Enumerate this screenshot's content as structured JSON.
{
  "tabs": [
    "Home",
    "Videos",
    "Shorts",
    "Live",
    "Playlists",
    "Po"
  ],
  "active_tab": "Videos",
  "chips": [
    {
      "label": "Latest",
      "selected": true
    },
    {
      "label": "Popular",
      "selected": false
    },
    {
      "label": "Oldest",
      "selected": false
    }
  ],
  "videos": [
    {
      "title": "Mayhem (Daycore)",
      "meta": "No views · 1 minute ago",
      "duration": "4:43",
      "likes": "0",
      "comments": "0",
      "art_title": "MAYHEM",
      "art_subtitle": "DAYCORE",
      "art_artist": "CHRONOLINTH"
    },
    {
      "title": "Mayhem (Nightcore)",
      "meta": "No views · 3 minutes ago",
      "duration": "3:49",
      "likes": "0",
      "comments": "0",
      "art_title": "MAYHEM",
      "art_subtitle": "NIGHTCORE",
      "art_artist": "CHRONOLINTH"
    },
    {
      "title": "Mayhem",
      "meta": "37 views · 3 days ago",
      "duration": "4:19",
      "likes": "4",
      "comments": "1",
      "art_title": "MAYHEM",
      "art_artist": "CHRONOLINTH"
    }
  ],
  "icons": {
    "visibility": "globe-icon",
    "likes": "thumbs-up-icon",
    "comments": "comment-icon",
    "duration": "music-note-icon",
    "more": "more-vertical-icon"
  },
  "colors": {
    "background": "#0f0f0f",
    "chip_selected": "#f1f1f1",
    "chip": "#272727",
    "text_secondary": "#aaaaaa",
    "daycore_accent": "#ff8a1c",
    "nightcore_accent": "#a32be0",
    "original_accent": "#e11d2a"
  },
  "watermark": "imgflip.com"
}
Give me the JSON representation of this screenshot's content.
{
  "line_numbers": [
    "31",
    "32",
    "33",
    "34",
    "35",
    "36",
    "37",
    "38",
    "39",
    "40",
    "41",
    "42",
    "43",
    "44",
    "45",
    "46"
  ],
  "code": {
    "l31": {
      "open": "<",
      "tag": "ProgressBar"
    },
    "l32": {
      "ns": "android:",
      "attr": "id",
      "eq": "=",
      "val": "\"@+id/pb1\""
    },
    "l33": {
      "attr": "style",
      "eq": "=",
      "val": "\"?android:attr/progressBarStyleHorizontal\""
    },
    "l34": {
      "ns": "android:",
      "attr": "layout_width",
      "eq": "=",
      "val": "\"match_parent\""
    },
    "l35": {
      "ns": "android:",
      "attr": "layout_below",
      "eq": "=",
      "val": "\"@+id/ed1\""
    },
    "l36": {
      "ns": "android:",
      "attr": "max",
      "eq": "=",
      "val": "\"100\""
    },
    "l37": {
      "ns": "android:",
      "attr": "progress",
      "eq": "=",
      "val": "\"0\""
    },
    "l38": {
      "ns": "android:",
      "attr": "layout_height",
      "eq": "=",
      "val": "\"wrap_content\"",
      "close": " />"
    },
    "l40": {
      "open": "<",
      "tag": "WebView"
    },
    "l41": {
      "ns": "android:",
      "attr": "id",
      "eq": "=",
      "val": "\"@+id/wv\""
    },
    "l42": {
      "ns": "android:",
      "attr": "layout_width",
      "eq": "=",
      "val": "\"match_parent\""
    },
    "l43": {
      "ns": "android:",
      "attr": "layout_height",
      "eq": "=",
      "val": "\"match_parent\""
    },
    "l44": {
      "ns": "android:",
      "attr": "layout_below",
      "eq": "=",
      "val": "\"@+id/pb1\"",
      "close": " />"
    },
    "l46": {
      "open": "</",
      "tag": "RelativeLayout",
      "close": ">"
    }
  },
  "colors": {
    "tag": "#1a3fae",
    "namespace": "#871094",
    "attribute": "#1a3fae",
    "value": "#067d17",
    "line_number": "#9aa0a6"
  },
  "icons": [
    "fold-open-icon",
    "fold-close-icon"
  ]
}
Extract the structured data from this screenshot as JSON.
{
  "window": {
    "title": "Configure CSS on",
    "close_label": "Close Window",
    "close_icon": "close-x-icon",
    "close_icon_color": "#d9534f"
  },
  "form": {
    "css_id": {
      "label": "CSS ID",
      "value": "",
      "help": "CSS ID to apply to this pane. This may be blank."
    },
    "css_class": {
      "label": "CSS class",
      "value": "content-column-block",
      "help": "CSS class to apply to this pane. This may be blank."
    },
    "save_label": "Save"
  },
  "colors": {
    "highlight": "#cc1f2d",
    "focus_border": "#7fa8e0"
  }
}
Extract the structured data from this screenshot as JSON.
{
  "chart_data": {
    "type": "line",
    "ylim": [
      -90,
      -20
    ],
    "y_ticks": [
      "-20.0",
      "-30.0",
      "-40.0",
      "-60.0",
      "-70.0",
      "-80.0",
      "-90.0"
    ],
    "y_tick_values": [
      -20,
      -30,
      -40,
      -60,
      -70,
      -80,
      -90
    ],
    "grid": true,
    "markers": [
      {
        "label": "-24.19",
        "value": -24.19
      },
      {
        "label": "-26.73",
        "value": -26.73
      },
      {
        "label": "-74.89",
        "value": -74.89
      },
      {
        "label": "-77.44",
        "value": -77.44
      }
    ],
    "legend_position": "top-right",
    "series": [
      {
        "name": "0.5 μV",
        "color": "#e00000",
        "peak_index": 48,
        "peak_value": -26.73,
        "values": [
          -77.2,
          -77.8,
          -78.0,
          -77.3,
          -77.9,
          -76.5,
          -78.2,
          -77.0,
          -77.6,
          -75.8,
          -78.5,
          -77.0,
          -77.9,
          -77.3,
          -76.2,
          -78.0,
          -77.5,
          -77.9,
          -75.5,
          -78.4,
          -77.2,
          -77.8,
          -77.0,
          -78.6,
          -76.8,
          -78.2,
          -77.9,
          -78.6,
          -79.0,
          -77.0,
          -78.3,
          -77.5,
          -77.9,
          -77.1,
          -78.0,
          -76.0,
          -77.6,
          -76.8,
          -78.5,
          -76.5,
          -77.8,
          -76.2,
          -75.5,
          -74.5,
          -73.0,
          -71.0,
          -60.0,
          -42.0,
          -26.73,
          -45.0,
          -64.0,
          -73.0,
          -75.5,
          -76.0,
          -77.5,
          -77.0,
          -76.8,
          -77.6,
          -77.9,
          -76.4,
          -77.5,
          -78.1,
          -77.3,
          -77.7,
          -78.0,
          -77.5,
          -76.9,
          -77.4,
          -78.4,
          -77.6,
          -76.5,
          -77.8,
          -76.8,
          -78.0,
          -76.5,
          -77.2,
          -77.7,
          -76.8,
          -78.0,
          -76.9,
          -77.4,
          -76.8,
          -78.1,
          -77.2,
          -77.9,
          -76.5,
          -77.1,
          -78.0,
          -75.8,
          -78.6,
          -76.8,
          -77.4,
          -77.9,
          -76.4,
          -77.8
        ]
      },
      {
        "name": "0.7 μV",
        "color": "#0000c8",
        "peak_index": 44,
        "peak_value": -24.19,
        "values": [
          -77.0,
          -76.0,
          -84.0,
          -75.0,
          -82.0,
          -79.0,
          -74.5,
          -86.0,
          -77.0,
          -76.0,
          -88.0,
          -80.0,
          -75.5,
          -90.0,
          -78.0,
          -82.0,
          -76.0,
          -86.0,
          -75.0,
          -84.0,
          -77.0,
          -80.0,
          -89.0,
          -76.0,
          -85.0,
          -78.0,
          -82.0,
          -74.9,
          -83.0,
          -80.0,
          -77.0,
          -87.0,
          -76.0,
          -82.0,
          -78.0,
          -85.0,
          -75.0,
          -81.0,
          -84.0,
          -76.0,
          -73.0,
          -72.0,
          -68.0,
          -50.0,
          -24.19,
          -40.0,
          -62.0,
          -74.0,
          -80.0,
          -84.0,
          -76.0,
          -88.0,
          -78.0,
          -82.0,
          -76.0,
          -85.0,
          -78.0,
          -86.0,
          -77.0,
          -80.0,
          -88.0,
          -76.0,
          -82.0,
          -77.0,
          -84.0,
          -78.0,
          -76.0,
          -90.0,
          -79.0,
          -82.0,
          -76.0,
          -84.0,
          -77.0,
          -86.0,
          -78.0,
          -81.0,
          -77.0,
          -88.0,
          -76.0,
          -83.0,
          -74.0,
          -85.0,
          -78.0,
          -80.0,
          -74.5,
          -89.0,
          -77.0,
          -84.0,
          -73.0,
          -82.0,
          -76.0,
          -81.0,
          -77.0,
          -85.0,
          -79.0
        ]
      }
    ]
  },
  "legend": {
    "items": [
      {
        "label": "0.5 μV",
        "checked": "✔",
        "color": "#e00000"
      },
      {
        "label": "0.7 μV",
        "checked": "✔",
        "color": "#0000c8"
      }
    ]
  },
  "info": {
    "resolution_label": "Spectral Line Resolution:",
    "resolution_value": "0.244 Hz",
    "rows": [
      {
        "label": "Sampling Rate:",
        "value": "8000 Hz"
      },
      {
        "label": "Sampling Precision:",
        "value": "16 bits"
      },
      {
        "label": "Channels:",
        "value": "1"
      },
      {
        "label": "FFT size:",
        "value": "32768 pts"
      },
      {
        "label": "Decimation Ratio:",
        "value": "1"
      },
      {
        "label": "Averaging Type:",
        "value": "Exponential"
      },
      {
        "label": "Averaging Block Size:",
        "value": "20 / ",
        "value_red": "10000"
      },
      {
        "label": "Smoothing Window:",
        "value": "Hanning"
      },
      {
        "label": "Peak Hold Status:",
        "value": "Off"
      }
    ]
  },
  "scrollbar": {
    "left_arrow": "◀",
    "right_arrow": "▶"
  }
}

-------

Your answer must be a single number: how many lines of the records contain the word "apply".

2